Exercise details: What is the number of lines in the data that hold the string "label"? Reply with that number only.

Given data:
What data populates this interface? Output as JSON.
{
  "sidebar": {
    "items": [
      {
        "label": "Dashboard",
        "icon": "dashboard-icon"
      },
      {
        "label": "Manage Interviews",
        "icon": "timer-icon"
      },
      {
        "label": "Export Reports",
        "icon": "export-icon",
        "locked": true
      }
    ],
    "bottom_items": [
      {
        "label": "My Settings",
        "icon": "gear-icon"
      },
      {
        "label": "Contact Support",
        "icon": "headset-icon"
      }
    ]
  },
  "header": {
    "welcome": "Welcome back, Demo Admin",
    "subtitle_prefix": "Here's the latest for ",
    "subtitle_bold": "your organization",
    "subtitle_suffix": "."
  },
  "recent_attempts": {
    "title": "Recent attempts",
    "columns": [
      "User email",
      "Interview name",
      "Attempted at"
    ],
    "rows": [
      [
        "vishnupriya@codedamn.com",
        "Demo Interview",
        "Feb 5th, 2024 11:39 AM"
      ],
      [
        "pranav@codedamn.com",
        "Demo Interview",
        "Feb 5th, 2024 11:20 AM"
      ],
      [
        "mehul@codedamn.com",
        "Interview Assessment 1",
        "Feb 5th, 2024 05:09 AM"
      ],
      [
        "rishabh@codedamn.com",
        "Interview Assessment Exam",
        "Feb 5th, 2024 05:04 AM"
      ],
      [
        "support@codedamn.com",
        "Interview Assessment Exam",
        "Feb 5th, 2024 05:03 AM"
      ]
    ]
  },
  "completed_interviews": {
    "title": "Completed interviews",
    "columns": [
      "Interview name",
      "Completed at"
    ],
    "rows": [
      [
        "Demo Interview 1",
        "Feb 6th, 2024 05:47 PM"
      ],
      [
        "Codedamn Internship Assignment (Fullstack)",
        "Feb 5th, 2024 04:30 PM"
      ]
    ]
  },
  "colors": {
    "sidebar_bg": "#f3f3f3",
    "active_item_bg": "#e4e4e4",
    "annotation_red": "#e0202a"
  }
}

Output below: 5